In doing so Musk has won many friends on the political right, with many conservatives, particularly in the United States, believing they are currently unfairly targeted by social media platforms to the point wherein posts are muffled or suppressed.

Others, myself included, believe that platforms such as Twitter, Facebook et al should be treated with the same standards applied to publishers in that they should be held accountable for the content it allows to appear.

With this being 2022 and the ability to countenance more than one point of view becoming an increasingly rare commodity, there are many who speculate that Musk’s

assuming full control of the company will result in a relaxation of its content moderation rules.

They fear that previously suspended accounts, most infamously that of former US president Donald Trump, will be allowed to return to the site.

Safety campaigners have also raised concern that violent and abusive speech against users will proliferate as a result of the takeover.

Musk has said he wants to make make Twitter more accessible, saying he will make the site’s algorithms open source – meaning the code used to build them would be publicly accessible to allow users to see how certain posts were served to them in their timelines.

He said he wants to do this in the name of trust, and that this model is better than having tweets be “mysteriously promoted or demoted”.

And he has also vowed to crack down on ‘spam bots’, fake accounts used to relentlessly post misleading content to artificially influence discussion on the platform.

As if all of this was not enough he will have to convince a voluble mob of callow social justice warriors that consider freedom of speech to be a secondary concern to exposure to views they take issue with.

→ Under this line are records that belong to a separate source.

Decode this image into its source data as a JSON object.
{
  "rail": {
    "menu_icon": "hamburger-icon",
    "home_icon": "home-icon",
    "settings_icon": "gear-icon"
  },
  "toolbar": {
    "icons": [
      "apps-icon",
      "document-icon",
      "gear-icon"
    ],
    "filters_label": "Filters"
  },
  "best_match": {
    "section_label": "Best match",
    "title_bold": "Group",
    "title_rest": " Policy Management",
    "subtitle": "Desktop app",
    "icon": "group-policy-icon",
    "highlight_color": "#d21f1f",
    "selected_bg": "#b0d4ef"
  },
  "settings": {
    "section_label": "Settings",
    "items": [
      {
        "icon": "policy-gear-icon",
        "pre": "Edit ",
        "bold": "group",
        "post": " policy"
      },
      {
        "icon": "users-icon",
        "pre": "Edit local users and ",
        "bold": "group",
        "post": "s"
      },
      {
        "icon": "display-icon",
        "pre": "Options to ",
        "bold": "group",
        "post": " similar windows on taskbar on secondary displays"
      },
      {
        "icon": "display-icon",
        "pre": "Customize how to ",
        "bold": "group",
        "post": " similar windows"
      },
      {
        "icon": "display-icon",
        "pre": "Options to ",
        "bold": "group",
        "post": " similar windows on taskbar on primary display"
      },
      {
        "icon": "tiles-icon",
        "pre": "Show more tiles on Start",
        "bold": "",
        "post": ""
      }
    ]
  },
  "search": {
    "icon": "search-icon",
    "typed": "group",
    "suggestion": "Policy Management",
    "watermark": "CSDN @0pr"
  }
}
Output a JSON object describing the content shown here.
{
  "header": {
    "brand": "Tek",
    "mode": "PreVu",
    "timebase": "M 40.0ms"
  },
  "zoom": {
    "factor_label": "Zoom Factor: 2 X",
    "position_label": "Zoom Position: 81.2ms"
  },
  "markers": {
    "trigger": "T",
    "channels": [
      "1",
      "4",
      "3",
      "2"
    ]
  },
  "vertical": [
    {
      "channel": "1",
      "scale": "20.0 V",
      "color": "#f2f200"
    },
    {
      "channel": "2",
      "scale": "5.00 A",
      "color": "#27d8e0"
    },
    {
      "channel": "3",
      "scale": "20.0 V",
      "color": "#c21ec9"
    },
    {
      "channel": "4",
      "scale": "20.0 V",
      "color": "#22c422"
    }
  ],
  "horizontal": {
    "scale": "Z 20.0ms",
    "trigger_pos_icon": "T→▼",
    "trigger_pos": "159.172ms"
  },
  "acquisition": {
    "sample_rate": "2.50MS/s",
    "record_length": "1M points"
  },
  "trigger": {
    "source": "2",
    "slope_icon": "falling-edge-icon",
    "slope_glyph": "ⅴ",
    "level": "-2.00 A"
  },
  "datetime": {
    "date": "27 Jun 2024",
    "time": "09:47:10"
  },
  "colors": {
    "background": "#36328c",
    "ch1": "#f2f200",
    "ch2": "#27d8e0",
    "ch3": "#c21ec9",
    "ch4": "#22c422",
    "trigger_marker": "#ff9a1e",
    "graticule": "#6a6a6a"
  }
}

Indeed many say they intend to quit Twitter as a result of the deal.

This myopic point of view threatens to treat free speech as an almost outdated concept rather than the inalienable universal human right it is.

Can Musk make Twitter a free and open platform while ensuring people’s safety? That remains to be seen. But I take comfort from the views of human rights activist Ayaan Hirsi Ali who called the news “a great day for free speech”.

Ms Hirsi Ali works to liberate women and girls from cultural practices that violate their human rights, motivated in part by her own lived experiences.

Her father was imprisoned due to his opposition to the brutal Siad Barre government in her native Somalia.

As an adult she played a role in the production of a Dutch film critical of the treatment of women in certain Islamic cultures, a film which resulted in the murder of its director and forced her to go into hiding.

Now an American citizen, she knows all to well what happens to a society that suppresses free speech.

Without it people’s identity, values and beliefs are swept away. Hate speech is never acceptable but it should be challenged, not silenced.

History shows that such actions inevitably lead to disaster.

In taking on Twitter, Musk now has to ensure that it does not follow suit and prove that ideas can be debated with respect and dignity.